The History and Antiquities of London, Westminster, Southwark, and Parts Adjacent, vol. 4
And belongs to the present marquis of that name. The front is of white stone, and is ornamented with Ionic attached columns and a pediment, which is just observed peeping above the rich foliage by which it is surrounded; giving the whole a very pleasing effect, and making a beautiful termination of the square. It was built by Adams, and is an excellent piece of architecture. The interior is enriched with whatever is requisite to the mansion of such an enlightened nobleman as the present proprietor. It contains a fine gallery of statues and ancient marbles, and the celebrated Venus of Canova, of the most esteemed productions of modern art. The late lord collected a rich library of books and valuable manuscripts,
|the latter of which have been purchased by parliament, and are now lodged in the .
In the centre of the square, which contains acres of ground, was a most magnificent equestrian statue of his late majesty, by Wilmot. It stood on a clumsy pedestal, and was taken down in .

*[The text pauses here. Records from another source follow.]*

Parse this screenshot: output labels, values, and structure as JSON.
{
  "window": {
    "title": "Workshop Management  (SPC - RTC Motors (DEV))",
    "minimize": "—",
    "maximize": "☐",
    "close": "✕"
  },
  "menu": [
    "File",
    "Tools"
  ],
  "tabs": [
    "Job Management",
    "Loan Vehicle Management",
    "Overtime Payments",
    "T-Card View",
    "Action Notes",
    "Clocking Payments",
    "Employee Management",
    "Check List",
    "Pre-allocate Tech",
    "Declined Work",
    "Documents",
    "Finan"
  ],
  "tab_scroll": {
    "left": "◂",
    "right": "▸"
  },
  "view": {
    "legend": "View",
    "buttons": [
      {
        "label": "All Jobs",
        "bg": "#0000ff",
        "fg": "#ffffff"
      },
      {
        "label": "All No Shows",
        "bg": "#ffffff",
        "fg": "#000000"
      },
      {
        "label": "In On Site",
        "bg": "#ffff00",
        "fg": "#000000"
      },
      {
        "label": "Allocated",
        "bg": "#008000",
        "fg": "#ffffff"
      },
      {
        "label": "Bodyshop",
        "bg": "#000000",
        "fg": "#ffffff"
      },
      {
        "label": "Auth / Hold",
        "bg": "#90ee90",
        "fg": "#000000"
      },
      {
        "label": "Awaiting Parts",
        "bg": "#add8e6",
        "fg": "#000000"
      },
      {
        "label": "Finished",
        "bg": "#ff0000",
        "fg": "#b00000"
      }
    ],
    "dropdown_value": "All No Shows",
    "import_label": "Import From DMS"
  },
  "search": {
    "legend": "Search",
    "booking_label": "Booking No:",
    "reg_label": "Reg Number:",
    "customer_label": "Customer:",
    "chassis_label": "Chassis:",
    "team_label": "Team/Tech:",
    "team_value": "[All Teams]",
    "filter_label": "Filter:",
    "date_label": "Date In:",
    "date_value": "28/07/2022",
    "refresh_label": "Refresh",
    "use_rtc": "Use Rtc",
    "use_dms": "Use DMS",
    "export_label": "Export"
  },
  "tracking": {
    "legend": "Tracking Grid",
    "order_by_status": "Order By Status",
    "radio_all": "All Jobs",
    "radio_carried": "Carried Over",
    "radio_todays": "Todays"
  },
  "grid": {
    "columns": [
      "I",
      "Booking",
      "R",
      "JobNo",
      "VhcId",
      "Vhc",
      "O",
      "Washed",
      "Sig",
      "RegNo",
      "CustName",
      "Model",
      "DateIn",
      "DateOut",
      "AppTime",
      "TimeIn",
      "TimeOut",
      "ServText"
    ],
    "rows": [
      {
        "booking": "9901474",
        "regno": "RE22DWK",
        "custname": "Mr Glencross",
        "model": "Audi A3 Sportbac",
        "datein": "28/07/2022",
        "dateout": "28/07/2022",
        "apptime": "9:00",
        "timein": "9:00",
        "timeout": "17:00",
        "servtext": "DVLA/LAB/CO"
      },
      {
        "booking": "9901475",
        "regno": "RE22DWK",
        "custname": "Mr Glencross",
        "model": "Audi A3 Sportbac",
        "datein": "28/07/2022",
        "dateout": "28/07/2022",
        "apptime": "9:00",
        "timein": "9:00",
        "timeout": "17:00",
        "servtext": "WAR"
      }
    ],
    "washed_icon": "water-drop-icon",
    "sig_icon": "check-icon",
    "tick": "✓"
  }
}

On the east side of the square is a handsome street called . On this side are , and , both handsome, with stately houses. In the former is the residence of sir John Fleming Leicester, bart. whose splendid gallery of the works of British artists, has made many a worshiper of the old masters blush for his inattention to the merits of his countrymen.
At the south-east corner of is , commencing about houses from the square. It is very steep, and has several large houses on the summit; but their size is the only external recommendation they possess.
was granted to the speaker of the house of commons by queen Anne, but is not hereditary in that office. This grant occasioned great alarms amongst that species of politicians who see bribery and corruption in every royal act; and they exclaimed against the parties so vehemently, that the speaker sold the gift, and gave the amount of the purchase money to the poor. Since that period it has been possessed by the Pomfret family, and sold previous to , for Previous to the completion of the houses between and , they were called Grosvenor buildings; but, in the month of , sir Richard Grosvenor, bart. (who was in right of the manor of Wimondham, Herts, grand cup-bearer at the coronation of George II. and died ,) assembled his tenants, and the persons employed in the buildings, to a splendid entertainment, when he named the various streets. At the same period he erected a gate in , now called by his name. Sir Richard, says Mr. Malcolm, was as great a builder as the duke of Bedford; and to him
 Annual Register, 1769.
 Malcolm iv. 301.